=== Section Start ===
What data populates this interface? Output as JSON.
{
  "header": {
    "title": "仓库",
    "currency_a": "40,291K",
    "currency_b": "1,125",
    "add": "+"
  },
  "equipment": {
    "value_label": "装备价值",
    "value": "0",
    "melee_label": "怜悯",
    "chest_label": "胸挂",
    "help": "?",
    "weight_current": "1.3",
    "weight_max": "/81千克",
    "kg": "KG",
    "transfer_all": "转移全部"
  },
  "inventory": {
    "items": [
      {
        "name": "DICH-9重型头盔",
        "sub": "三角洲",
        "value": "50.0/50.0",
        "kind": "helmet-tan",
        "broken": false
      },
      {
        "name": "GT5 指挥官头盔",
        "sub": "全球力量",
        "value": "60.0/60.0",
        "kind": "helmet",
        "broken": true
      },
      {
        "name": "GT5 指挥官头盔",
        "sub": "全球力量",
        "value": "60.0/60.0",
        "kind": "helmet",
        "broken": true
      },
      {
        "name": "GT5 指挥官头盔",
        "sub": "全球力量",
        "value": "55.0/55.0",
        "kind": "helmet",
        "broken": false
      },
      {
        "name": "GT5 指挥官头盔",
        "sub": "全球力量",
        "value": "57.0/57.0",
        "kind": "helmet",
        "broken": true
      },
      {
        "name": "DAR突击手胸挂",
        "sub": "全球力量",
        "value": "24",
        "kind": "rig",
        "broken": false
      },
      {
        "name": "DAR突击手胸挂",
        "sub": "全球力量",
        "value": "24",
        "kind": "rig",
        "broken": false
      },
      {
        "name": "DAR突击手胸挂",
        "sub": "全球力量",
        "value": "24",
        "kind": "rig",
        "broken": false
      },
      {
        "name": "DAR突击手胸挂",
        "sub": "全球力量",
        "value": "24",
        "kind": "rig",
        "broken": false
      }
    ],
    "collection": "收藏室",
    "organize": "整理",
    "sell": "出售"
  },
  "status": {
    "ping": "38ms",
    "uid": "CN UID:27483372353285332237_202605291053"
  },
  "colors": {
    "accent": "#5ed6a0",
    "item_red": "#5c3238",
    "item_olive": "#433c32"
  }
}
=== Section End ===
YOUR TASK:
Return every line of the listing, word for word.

SOLUTION:
What data populates this interface? Output as JSON.
{
  "header": {
    "title": "仓库",
    "currency_a": "40,291K",
    "currency_b": "1,125",
    "add": "+"
  },
  "equipment": {
    "value_label": "装备价值",
    "value": "0",
    "melee_label": "怜悯",
    "chest_label": "胸挂",
    "help": "?",
    "weight_current": "1.3",
    "weight_max": "/81千克",
    "kg": "KG",
    "transfer_all": "转移全部"
  },
  "inventory": {
    "items": [
      {
        "name": "DICH-9重型头盔",
        "sub": "三角洲",
        "value": "50.0/50.0",
        "kind": "helmet-tan",
        "broken": false
      },
      {
        "name": "GT5 指挥官头盔",
        "sub": "全球力量",
        "value": "60.0/60.0",
        "kind": "helmet",
        "broken": true
      },
      {
        "name": "GT5 指挥官头盔",
        "sub": "全球力量",
        "value": "60.0/60.0",
        "kind": "helmet",
        "broken": true
      },
      {
        "name": "GT5 指挥官头盔",
        "sub": "全球力量",
        "value": "55.0/55.0",
        "kind": "helmet",
        "broken": false
      },
      {
        "name": "GT5 指挥官头盔",
        "sub": "全球力量",
        "value": "57.0/57.0",
        "kind": "helmet",
        "broken": true
      },
      {
        "name": "DAR突击手胸挂",
        "sub": "全球力量",
        "value": "24",
        "kind": "rig",
        "broken": false
      },
      {
        "name": "DAR突击手胸挂",
        "sub": "全球力量",
        "value": "24",
        "kind": "rig",
        "broken": false
      },
      {
        "name": "DAR突击手胸挂",
        "sub": "全球力量",
        "value": "24",
        "kind": "rig",
        "broken": false
      },
      {
        "name": "DAR突击手胸挂",
        "sub": "全球力量",
        "value": "24",
        "kind": "rig",
        "broken": false
      }
    ],
    "collection": "收藏室",
    "organize": "整理",
    "sell": "出售"
  },
  "status": {
    "ping": "38ms",
    "uid": "CN UID:27483372353285332237_202605291053"
  },
  "colors": {
    "accent": "#5ed6a0",
    "item_red": "#5c3238",
    "item_olive": "#433c32"
  }
}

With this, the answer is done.